Computer powers are often not sufficient to model highly complex fine-scale processes on large scales. Our aim is therefore to develop "upscaling" techniques to allow a simulation of simpler physical processes including subgrid terms which account for the more complex fine-scale processes.
We want to consider two different directions, as you can see in the figure: first, we will concentrate on the upscaling of heterogeneous formations to study the processes and implementthe problem structure and second, we will deal with the upscaling of complex processes such as two-phase - two-component processes for a two-phase simulation in homogeneous media. The final goal is to unify the two directions to consider the upscaling of complex processes in heterogeneous media. Further extensions of this model concept are possible.Especially, we could consider complex fine-scale processes other than the treated two-phase - two-component processes, such as isothermal - non-isothermal systems.
- We want to use a higher order discontinuous Galerkin (DG) method for an IMPES (implicit pressure - explicit saturation) formulation of two-phase flow,respectively an IMPESC (implicit pressure - explicit saturation and concentration) formulation of two-phase -- two-component flow. For the solution of the pressure equation, fast multigrid methods exist. The solution of the saturation equation will be performed using the DG space discretization with higher order explicit Runge-Kutta schemes for the time discretization. The advantages of the DG method are not only a fast solution with low numerical dispersion which is an especially crucial point for the simulation on coarse meshes, but also local mass conservativity,flexible mesh handling and applicability to elliptic, parabolic, and hyperbolic problems. Oscillations due to the higher order schemes will be overcome using slope limiters.
Part I: Upscaling of Heterogeneous Formations

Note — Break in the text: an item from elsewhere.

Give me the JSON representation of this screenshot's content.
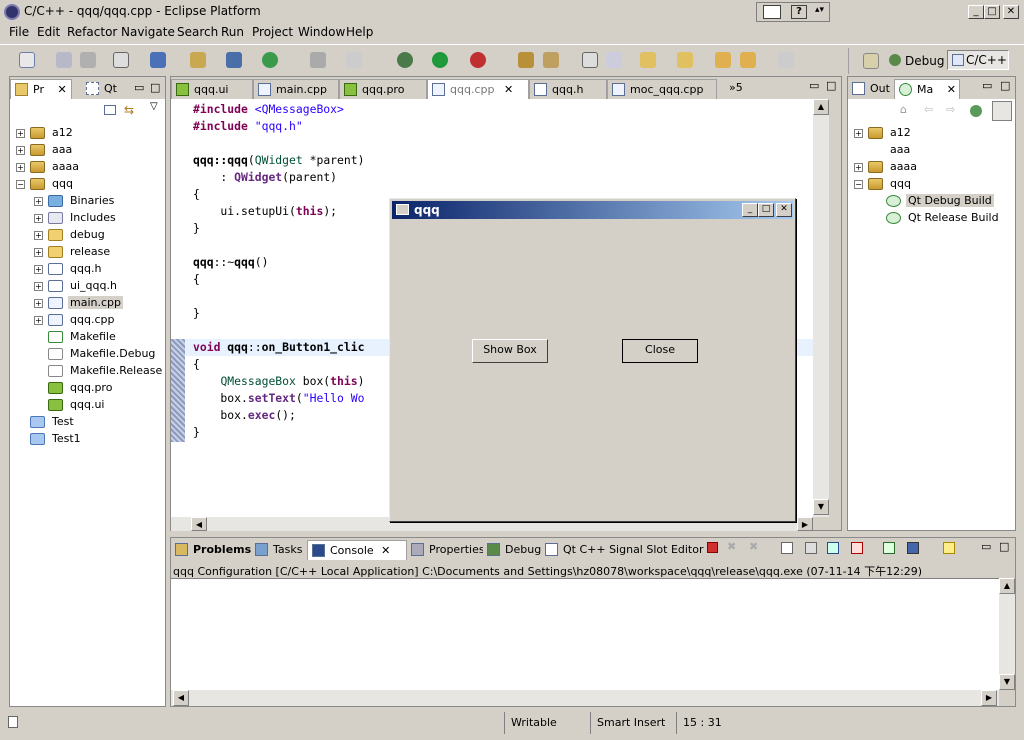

- To achieve our first goal concerning the upscaling of two-phase flow in heterogeneous media, we will take the following steps. First, we will consider a linear two-phase problem, without gravity, capillary effects, sources, and with constant phase densities. In the second step, we will extend it to a nonlinear problem. Next, we will include capillarity and in the last step, we will extend our model to the compressible case.
Concerning the upscaling of these equations, approaches for the first two steps exist for the linear case and for the nonlinear case. For the other two steps, approaches still have to be developped.
Part II: Upscaling of complex fine-scale processes
- To achieve our second goal, we want to develop an upscaling technique based on the IMPESC formulation of the two-phase - two-component model problem. We will first develop a model concept allowing the description of two-component processes in a two-phase framework and then implement it into the upscaling framework prepared in part I.
- Project manager
- Research assistant
01/2004 - 12/2005